**Task statement**:
Nothing in the data may be changed; retype all of it.

Dataset records:

·····

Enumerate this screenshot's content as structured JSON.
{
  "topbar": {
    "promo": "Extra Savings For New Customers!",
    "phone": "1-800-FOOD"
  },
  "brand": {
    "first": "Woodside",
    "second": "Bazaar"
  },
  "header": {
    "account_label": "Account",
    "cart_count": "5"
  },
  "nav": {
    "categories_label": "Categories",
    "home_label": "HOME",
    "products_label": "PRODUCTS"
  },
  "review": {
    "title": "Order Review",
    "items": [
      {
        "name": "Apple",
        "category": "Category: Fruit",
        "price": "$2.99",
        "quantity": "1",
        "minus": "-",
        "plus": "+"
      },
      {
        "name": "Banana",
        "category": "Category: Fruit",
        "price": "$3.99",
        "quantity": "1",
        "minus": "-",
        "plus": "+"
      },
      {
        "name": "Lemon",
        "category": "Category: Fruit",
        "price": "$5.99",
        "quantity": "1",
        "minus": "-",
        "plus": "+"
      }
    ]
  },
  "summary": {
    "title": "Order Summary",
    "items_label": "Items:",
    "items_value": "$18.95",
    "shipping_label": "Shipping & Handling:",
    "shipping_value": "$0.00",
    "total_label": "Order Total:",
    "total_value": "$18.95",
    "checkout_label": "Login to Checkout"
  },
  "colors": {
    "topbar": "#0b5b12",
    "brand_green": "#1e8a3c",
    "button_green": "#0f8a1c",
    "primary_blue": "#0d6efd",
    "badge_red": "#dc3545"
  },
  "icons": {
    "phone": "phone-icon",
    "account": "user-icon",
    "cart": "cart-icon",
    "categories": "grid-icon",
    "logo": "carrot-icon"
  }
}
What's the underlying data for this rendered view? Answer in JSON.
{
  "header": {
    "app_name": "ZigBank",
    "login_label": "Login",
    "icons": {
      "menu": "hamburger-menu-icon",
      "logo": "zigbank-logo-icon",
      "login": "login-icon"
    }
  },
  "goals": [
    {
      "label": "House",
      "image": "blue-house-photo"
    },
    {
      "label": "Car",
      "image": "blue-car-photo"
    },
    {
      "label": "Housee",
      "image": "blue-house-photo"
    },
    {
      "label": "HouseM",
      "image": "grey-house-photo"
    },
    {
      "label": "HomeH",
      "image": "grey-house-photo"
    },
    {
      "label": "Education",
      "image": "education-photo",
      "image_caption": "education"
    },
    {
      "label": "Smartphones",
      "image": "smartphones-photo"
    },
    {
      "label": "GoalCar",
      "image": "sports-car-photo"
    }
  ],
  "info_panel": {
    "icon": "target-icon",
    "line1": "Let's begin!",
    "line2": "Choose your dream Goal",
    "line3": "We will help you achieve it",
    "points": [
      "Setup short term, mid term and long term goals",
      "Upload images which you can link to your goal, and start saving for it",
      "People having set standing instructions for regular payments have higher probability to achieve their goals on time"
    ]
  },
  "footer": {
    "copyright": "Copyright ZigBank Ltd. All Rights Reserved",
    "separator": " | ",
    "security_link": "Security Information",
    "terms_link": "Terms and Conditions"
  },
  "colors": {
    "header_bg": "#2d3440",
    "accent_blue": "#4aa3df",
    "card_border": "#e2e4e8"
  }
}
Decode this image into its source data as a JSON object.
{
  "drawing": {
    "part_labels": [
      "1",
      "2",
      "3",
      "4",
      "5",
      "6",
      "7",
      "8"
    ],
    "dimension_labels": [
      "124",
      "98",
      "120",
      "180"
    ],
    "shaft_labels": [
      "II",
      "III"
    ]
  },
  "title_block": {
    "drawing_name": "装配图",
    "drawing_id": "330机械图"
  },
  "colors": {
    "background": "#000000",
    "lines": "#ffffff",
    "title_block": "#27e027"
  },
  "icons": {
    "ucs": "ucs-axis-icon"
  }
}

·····

**Written solution**:
Enumerate this screenshot's content as structured JSON.
{
  "topbar": {
    "promo": "Extra Savings For New Customers!",
    "phone": "1-800-FOOD"
  },
  "brand": {
    "first": "Woodside",
    "second": "Bazaar"
  },
  "header": {
    "account_label": "Account",
    "cart_count": "5"
  },
  "nav": {
    "categories_label": "Categories",
    "home_label": "HOME",
    "products_label": "PRODUCTS"
  },
  "review": {
    "title": "Order Review",
    "items": [
      {
        "name": "Apple",
        "category": "Category: Fruit",
        "price": "$2.99",
        "quantity": "1",
        "minus": "-",
        "plus": "+"
      },
      {
        "name": "Banana",
        "category": "Category: Fruit",
        "price": "$3.99",
        "quantity": "1",
        "minus": "-",
        "plus": "+"
      },
      {
        "name": "Lemon",
        "category": "Category: Fruit",
        "price": "$5.99",
        "quantity": "1",
        "minus": "-",
        "plus": "+"
      }
    ]
  },
  "summary": {
    "title": "Order Summary",
    "items_label": "Items:",
    "items_value": "$18.95",
    "shipping_label": "Shipping & Handling:",
    "shipping_value": "$0.00",
    "total_label": "Order Total:",
    "total_value": "$18.95",
    "checkout_label": "Login to Checkout"
  },
  "colors": {
    "topbar": "#0b5b12",
    "brand_green": "#1e8a3c",
    "button_green": "#0f8a1c",
    "primary_blue": "#0d6efd",
    "badge_red": "#dc3545"
  },
  "icons": {
    "phone": "phone-icon",
    "account": "user-icon",
    "cart": "cart-icon",
    "categories": "grid-icon",
    "logo": "carrot-icon"
  }
}
What's the underlying data for this rendered view? Answer in JSON.
{
  "header": {
    "app_name": "ZigBank",
    "login_label": "Login",
    "icons": {
      "menu": "hamburger-menu-icon",
      "logo": "zigbank-logo-icon",
      "login": "login-icon"
    }
  },
  "goals": [
    {
      "label": "House",
      "image": "blue-house-photo"
    },
    {
      "label": "Car",
      "image": "blue-car-photo"
    },
    {
      "label": "Housee",
      "image": "blue-house-photo"
    },
    {
      "label": "HouseM",
      "image": "grey-house-photo"
    },
    {
      "label": "HomeH",
      "image": "grey-house-photo"
    },
    {
      "label": "Education",
      "image": "education-photo",
      "image_caption": "education"
    },
    {
      "label": "Smartphones",
      "image": "smartphones-photo"
    },
    {
      "label": "GoalCar",
      "image": "sports-car-photo"
    }
  ],
  "info_panel": {
    "icon": "target-icon",
    "line1": "Let's begin!",
    "line2": "Choose your dream Goal",
    "line3": "We will help you achieve it",
    "points": [
      "Setup short term, mid term and long term goals",
      "Upload images which you can link to your goal, and start saving for it",
      "People having set standing instructions for regular payments have higher probability to achieve their goals on time"
    ]
  },
  "footer": {
    "copyright": "Copyright ZigBank Ltd. All Rights Reserved",
    "separator": " | ",
    "security_link": "Security Information",
    "terms_link": "Terms and Conditions"
  },
  "colors": {
    "header_bg": "#2d3440",
    "accent_blue": "#4aa3df",
    "card_border": "#e2e4e8"
  }
}
Decode this image into its source data as a JSON object.
{
  "drawing": {
    "part_labels": [
      "1",
      "2",
      "3",
      "4",
      "5",
      "6",
      "7",
      "8"
    ],
    "dimension_labels": [
      "124",
      "98",
      "120",
      "180"
    ],
    "shaft_labels": [
      "II",
      "III"
    ]
  },
  "title_block": {
    "drawing_name": "装配图",
    "drawing_id": "330机械图"
  },
  "colors": {
    "background": "#000000",
    "lines": "#ffffff",
    "title_block": "#27e027"
  },
  "icons": {
    "ucs": "ucs-axis-icon"
  }
}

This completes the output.